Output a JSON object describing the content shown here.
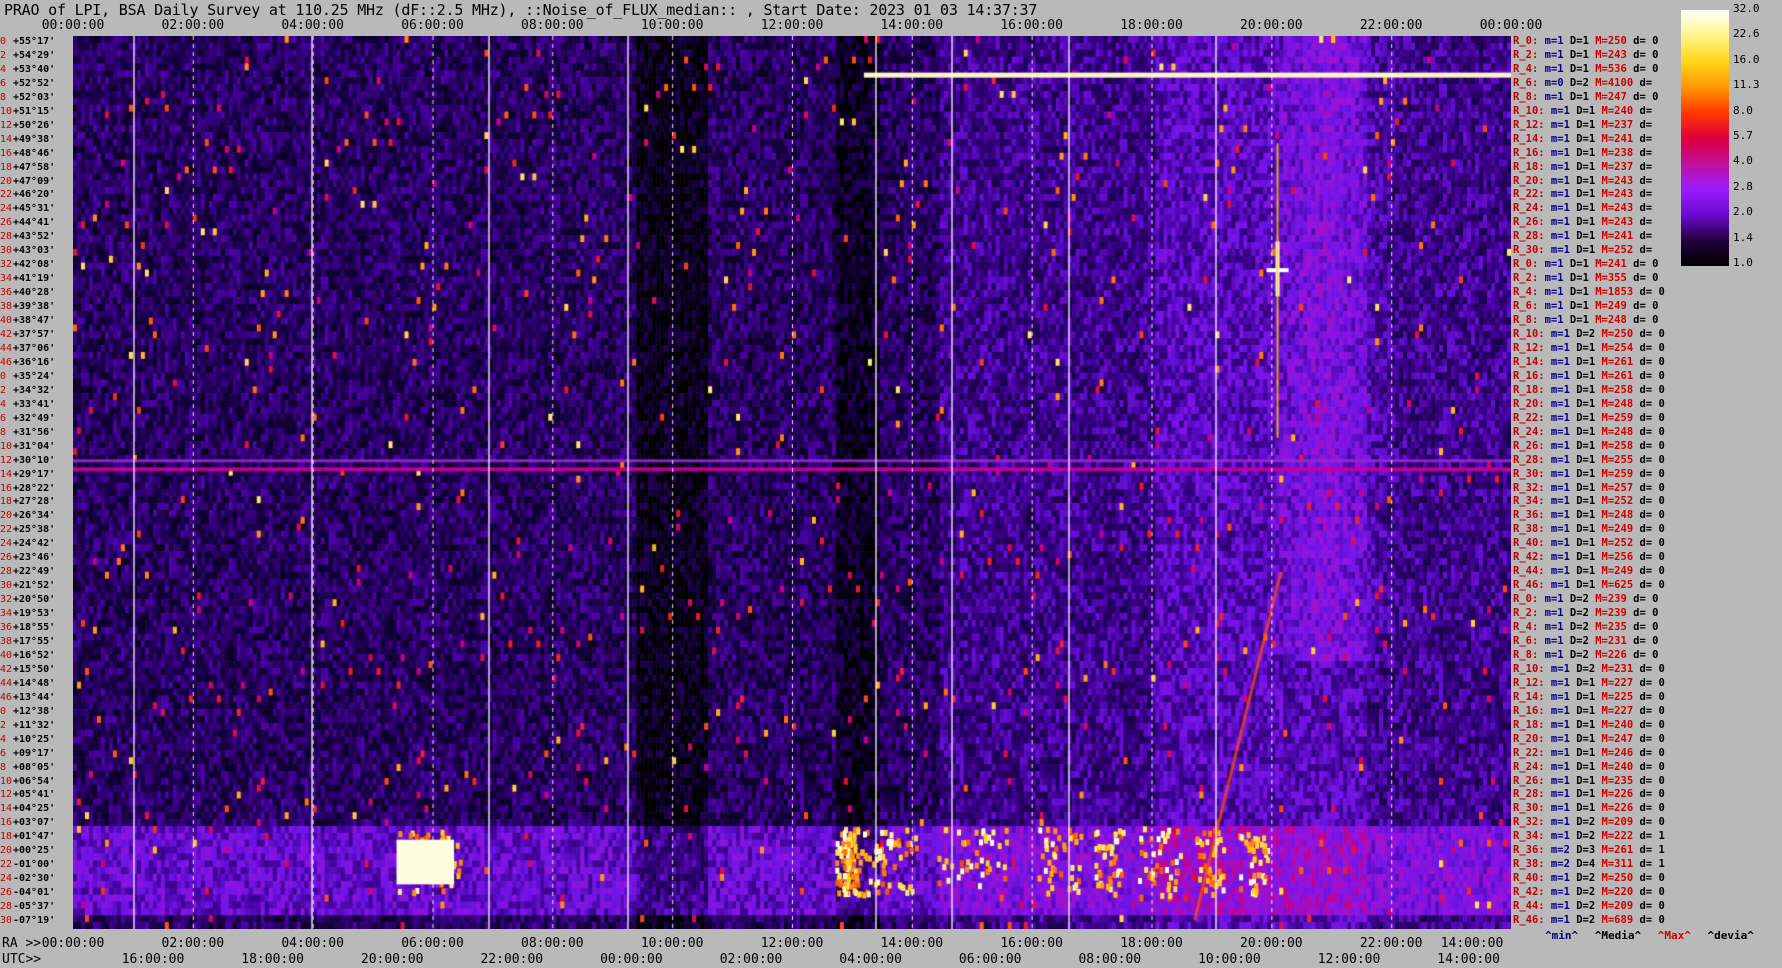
{
  "title": "PRAO of LPI, BSA Daily Survey at 110.25 MHz (dF::2.5 MHz), ::Noise_of_FLUX_median:: , Start Date: 2023 01 03 14:37:37",
  "top_ticks": [
    "00:00:00",
    "02:00:00",
    "04:00:00",
    "06:00:00",
    "08:00:00",
    "10:00:00",
    "12:00:00",
    "14:00:00",
    "16:00:00",
    "18:00:00",
    "20:00:00",
    "22:00:00",
    "00:00:00"
  ],
  "ra_label": "RA >>",
  "ra_ticks": [
    "00:00:00",
    "02:00:00",
    "04:00:00",
    "06:00:00",
    "08:00:00",
    "10:00:00",
    "12:00:00",
    "14:00:00",
    "16:00:00",
    "18:00:00",
    "20:00:00",
    "22:00:00",
    "14:00:00"
  ],
  "utc_label": "UTC>>",
  "utc_ticks": [
    "16:00:00",
    "18:00:00",
    "20:00:00",
    "22:00:00",
    "00:00:00",
    "02:00:00",
    "04:00:00",
    "06:00:00",
    "08:00:00",
    "10:00:00",
    "12:00:00",
    "14:00:00"
  ],
  "colorbar": {
    "labels": [
      "32.0",
      "22.6",
      "16.0",
      "11.3",
      "8.0",
      "5.7",
      "4.0",
      "2.8",
      "2.0",
      "1.4",
      "1.0"
    ],
    "stops": [
      "#ffffff",
      "#fff68a",
      "#ffd51a",
      "#ff9a00",
      "#ff3a00",
      "#e0003c",
      "#c0109c",
      "#9a1cff",
      "#6a0ad0",
      "#22003e",
      "#000000"
    ]
  },
  "legend": {
    "min": "^min^",
    "median": "^Media^",
    "max": "^Max^",
    "devia": "^devia^"
  },
  "decl_rows": [
    {
      "i": "0",
      "d": "+55°17'"
    },
    {
      "i": "2",
      "d": "+54°29'"
    },
    {
      "i": "4",
      "d": "+53°40'"
    },
    {
      "i": "6",
      "d": "+52°52'"
    },
    {
      "i": "8",
      "d": "+52°03'"
    },
    {
      "i": "10",
      "d": "+51°15'"
    },
    {
      "i": "12",
      "d": "+50°26'"
    },
    {
      "i": "14",
      "d": "+49°38'"
    },
    {
      "i": "16",
      "d": "+48°46'"
    },
    {
      "i": "18",
      "d": "+47°58'"
    },
    {
      "i": "20",
      "d": "+47°09'"
    },
    {
      "i": "22",
      "d": "+46°20'"
    },
    {
      "i": "24",
      "d": "+45°31'"
    },
    {
      "i": "26",
      "d": "+44°41'"
    },
    {
      "i": "28",
      "d": "+43°52'"
    },
    {
      "i": "30",
      "d": "+43°03'"
    },
    {
      "i": "32",
      "d": "+42°08'"
    },
    {
      "i": "34",
      "d": "+41°19'"
    },
    {
      "i": "36",
      "d": "+40°28'"
    },
    {
      "i": "38",
      "d": "+39°38'"
    },
    {
      "i": "40",
      "d": "+38°47'"
    },
    {
      "i": "42",
      "d": "+37°57'"
    },
    {
      "i": "44",
      "d": "+37°06'"
    },
    {
      "i": "46",
      "d": "+36°16'"
    },
    {
      "i": "0",
      "d": "+35°24'"
    },
    {
      "i": "2",
      "d": "+34°32'"
    },
    {
      "i": "4",
      "d": "+33°41'"
    },
    {
      "i": "6",
      "d": "+32°49'"
    },
    {
      "i": "8",
      "d": "+31°56'"
    },
    {
      "i": "10",
      "d": "+31°04'"
    },
    {
      "i": "12",
      "d": "+30°10'"
    },
    {
      "i": "14",
      "d": "+29°17'"
    },
    {
      "i": "16",
      "d": "+28°22'"
    },
    {
      "i": "18",
      "d": "+27°28'"
    },
    {
      "i": "20",
      "d": "+26°34'"
    },
    {
      "i": "22",
      "d": "+25°38'"
    },
    {
      "i": "24",
      "d": "+24°42'"
    },
    {
      "i": "26",
      "d": "+23°46'"
    },
    {
      "i": "28",
      "d": "+22°49'"
    },
    {
      "i": "30",
      "d": "+21°52'"
    },
    {
      "i": "32",
      "d": "+20°50'"
    },
    {
      "i": "34",
      "d": "+19°53'"
    },
    {
      "i": "36",
      "d": "+18°55'"
    },
    {
      "i": "38",
      "d": "+17°55'"
    },
    {
      "i": "40",
      "d": "+16°52'"
    },
    {
      "i": "42",
      "d": "+15°50'"
    },
    {
      "i": "44",
      "d": "+14°48'"
    },
    {
      "i": "46",
      "d": "+13°44'"
    },
    {
      "i": "0",
      "d": "+12°38'"
    },
    {
      "i": "2",
      "d": "+11°32'"
    },
    {
      "i": "4",
      "d": "+10°25'"
    },
    {
      "i": "6",
      "d": "+09°17'"
    },
    {
      "i": "8",
      "d": "+08°05'"
    },
    {
      "i": "10",
      "d": "+06°54'"
    },
    {
      "i": "12",
      "d": "+05°41'"
    },
    {
      "i": "14",
      "d": "+04°25'"
    },
    {
      "i": "16",
      "d": "+03°07'"
    },
    {
      "i": "18",
      "d": "+01°47'"
    },
    {
      "i": "20",
      "d": "+00°25'"
    },
    {
      "i": "22",
      "d": "-01°00'"
    },
    {
      "i": "24",
      "d": "-02°30'"
    },
    {
      "i": "26",
      "d": "-04°01'"
    },
    {
      "i": "28",
      "d": "-05°37'"
    },
    {
      "i": "30",
      "d": "-07°19'"
    }
  ],
  "r_rows": [
    {
      "r": "R_0:",
      "m": "1",
      "D": "1",
      "M": "250",
      "d": "0"
    },
    {
      "r": "R_2:",
      "m": "1",
      "D": "1",
      "M": "243",
      "d": "0"
    },
    {
      "r": "R_4:",
      "m": "1",
      "D": "1",
      "M": "536",
      "d": "0"
    },
    {
      "r": "R_6:",
      "m": "0",
      "D": "2",
      "M": "4100",
      "d": ""
    },
    {
      "r": "R_8:",
      "m": "1",
      "D": "1",
      "M": "247",
      "d": "0"
    },
    {
      "r": "R_10:",
      "m": "1",
      "D": "1",
      "M": "240",
      "d": ""
    },
    {
      "r": "R_12:",
      "m": "1",
      "D": "1",
      "M": "237",
      "d": ""
    },
    {
      "r": "R_14:",
      "m": "1",
      "D": "1",
      "M": "241",
      "d": ""
    },
    {
      "r": "R_16:",
      "m": "1",
      "D": "1",
      "M": "238",
      "d": ""
    },
    {
      "r": "R_18:",
      "m": "1",
      "D": "1",
      "M": "237",
      "d": ""
    },
    {
      "r": "R_20:",
      "m": "1",
      "D": "1",
      "M": "243",
      "d": ""
    },
    {
      "r": "R_22:",
      "m": "1",
      "D": "1",
      "M": "243",
      "d": ""
    },
    {
      "r": "R_24:",
      "m": "1",
      "D": "1",
      "M": "243",
      "d": ""
    },
    {
      "r": "R_26:",
      "m": "1",
      "D": "1",
      "M": "243",
      "d": ""
    },
    {
      "r": "R_28:",
      "m": "1",
      "D": "1",
      "M": "241",
      "d": ""
    },
    {
      "r": "R_30:",
      "m": "1",
      "D": "1",
      "M": "252",
      "d": ""
    },
    {
      "r": "R_0:",
      "m": "1",
      "D": "1",
      "M": "241",
      "d": "0"
    },
    {
      "r": "R_2:",
      "m": "1",
      "D": "1",
      "M": "355",
      "d": "0"
    },
    {
      "r": "R_4:",
      "m": "1",
      "D": "1",
      "M": "1853",
      "d": "0"
    },
    {
      "r": "R_6:",
      "m": "1",
      "D": "1",
      "M": "249",
      "d": "0"
    },
    {
      "r": "R_8:",
      "m": "1",
      "D": "1",
      "M": "248",
      "d": "0"
    },
    {
      "r": "R_10:",
      "m": "1",
      "D": "2",
      "M": "250",
      "d": "0"
    },
    {
      "r": "R_12:",
      "m": "1",
      "D": "1",
      "M": "254",
      "d": "0"
    },
    {
      "r": "R_14:",
      "m": "1",
      "D": "1",
      "M": "261",
      "d": "0"
    },
    {
      "r": "R_16:",
      "m": "1",
      "D": "1",
      "M": "261",
      "d": "0"
    },
    {
      "r": "R_18:",
      "m": "1",
      "D": "1",
      "M": "258",
      "d": "0"
    },
    {
      "r": "R_20:",
      "m": "1",
      "D": "1",
      "M": "248",
      "d": "0"
    },
    {
      "r": "R_22:",
      "m": "1",
      "D": "1",
      "M": "259",
      "d": "0"
    },
    {
      "r": "R_24:",
      "m": "1",
      "D": "1",
      "M": "248",
      "d": "0"
    },
    {
      "r": "R_26:",
      "m": "1",
      "D": "1",
      "M": "258",
      "d": "0"
    },
    {
      "r": "R_28:",
      "m": "1",
      "D": "1",
      "M": "255",
      "d": "0"
    },
    {
      "r": "R_30:",
      "m": "1",
      "D": "1",
      "M": "259",
      "d": "0"
    },
    {
      "r": "R_32:",
      "m": "1",
      "D": "1",
      "M": "257",
      "d": "0"
    },
    {
      "r": "R_34:",
      "m": "1",
      "D": "1",
      "M": "252",
      "d": "0"
    },
    {
      "r": "R_36:",
      "m": "1",
      "D": "1",
      "M": "248",
      "d": "0"
    },
    {
      "r": "R_38:",
      "m": "1",
      "D": "1",
      "M": "249",
      "d": "0"
    },
    {
      "r": "R_40:",
      "m": "1",
      "D": "1",
      "M": "252",
      "d": "0"
    },
    {
      "r": "R_42:",
      "m": "1",
      "D": "1",
      "M": "256",
      "d": "0"
    },
    {
      "r": "R_44:",
      "m": "1",
      "D": "1",
      "M": "249",
      "d": "0"
    },
    {
      "r": "R_46:",
      "m": "1",
      "D": "1",
      "M": "625",
      "d": "0"
    },
    {
      "r": "R_0:",
      "m": "1",
      "D": "2",
      "M": "239",
      "d": "0"
    },
    {
      "r": "R_2:",
      "m": "1",
      "D": "2",
      "M": "239",
      "d": "0"
    },
    {
      "r": "R_4:",
      "m": "1",
      "D": "2",
      "M": "235",
      "d": "0"
    },
    {
      "r": "R_6:",
      "m": "1",
      "D": "2",
      "M": "231",
      "d": "0"
    },
    {
      "r": "R_8:",
      "m": "1",
      "D": "2",
      "M": "226",
      "d": "0"
    },
    {
      "r": "R_10:",
      "m": "1",
      "D": "2",
      "M": "231",
      "d": "0"
    },
    {
      "r": "R_12:",
      "m": "1",
      "D": "1",
      "M": "227",
      "d": "0"
    },
    {
      "r": "R_14:",
      "m": "1",
      "D": "1",
      "M": "225",
      "d": "0"
    },
    {
      "r": "R_16:",
      "m": "1",
      "D": "1",
      "M": "227",
      "d": "0"
    },
    {
      "r": "R_18:",
      "m": "1",
      "D": "1",
      "M": "240",
      "d": "0"
    },
    {
      "r": "R_20:",
      "m": "1",
      "D": "1",
      "M": "247",
      "d": "0"
    },
    {
      "r": "R_22:",
      "m": "1",
      "D": "1",
      "M": "246",
      "d": "0"
    },
    {
      "r": "R_24:",
      "m": "1",
      "D": "1",
      "M": "240",
      "d": "0"
    },
    {
      "r": "R_26:",
      "m": "1",
      "D": "1",
      "M": "235",
      "d": "0"
    },
    {
      "r": "R_28:",
      "m": "1",
      "D": "1",
      "M": "226",
      "d": "0"
    },
    {
      "r": "R_30:",
      "m": "1",
      "D": "1",
      "M": "226",
      "d": "0"
    },
    {
      "r": "R_32:",
      "m": "1",
      "D": "2",
      "M": "209",
      "d": "0"
    },
    {
      "r": "R_34:",
      "m": "1",
      "D": "2",
      "M": "222",
      "d": "1"
    },
    {
      "r": "R_36:",
      "m": "2",
      "D": "3",
      "M": "261",
      "d": "1"
    },
    {
      "r": "R_38:",
      "m": "2",
      "D": "4",
      "M": "311",
      "d": "1"
    },
    {
      "r": "R_40:",
      "m": "1",
      "D": "2",
      "M": "250",
      "d": "0"
    },
    {
      "r": "R_42:",
      "m": "1",
      "D": "2",
      "M": "220",
      "d": "0"
    },
    {
      "r": "R_44:",
      "m": "1",
      "D": "2",
      "M": "209",
      "d": "0"
    },
    {
      "r": "R_46:",
      "m": "1",
      "D": "2",
      "M": "689",
      "d": "0"
    }
  ],
  "chart_data": {
    "type": "heatmap",
    "title": "PRAO of LPI, BSA Daily Survey at 110.25 MHz (dF::2.5 MHz), ::Noise_of_FLUX_median:: , Start Date: 2023 01 03 14:37:37",
    "xlabel": "RA / UTC",
    "ylabel": "",
    "x_ticks_ra": [
      "00:00:00",
      "02:00:00",
      "04:00:00",
      "06:00:00",
      "08:00:00",
      "10:00:00",
      "12:00:00",
      "14:00:00",
      "16:00:00",
      "18:00:00",
      "20:00:00",
      "22:00:00",
      "00:00:00"
    ],
    "color_scale": [
      1.0,
      1.4,
      2.0,
      2.8,
      4.0,
      5.7,
      8.0,
      11.3,
      16.0,
      22.6,
      32.0
    ],
    "features": [
      {
        "kind": "horizontal-band",
        "beam": "R_6",
        "ra_from": "13:40",
        "ra_to": "24:00",
        "level": 32.0
      },
      {
        "kind": "horizontal-band",
        "beam": "R_36-R_38",
        "ra_from": "00:00",
        "ra_to": "24:00",
        "level": 8.0
      },
      {
        "kind": "horizontal-band",
        "beam": "R_36-R_38 (lowest block)",
        "ra_from": "13:30",
        "ra_to": "24:00",
        "level": 22.6
      },
      {
        "kind": "point-source",
        "beam": "R_4",
        "ra": "20:00",
        "level": 32.0
      },
      {
        "kind": "point-source",
        "beam": "R_36-R_38 (lowest block)",
        "ra": "06:00",
        "level": 32.0
      },
      {
        "kind": "vertical-streak",
        "ra": "19:30",
        "level": 11.3
      }
    ]
  }
}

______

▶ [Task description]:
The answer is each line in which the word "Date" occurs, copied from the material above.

▶ [Output for this exercise]:
  "title": "PRAO of LPI, BSA Daily Survey at 110.25 MHz (dF::2.5 MHz), ::Noise_of_FLUX_median:: , Start Date: 2023 01 03 14:37:37",
    "title": "PRAO of LPI, BSA Daily Survey at 110.25 MHz (dF::2.5 MHz), ::Noise_of_FLUX_median:: , Start Date: 2023 01 03 14:37:37",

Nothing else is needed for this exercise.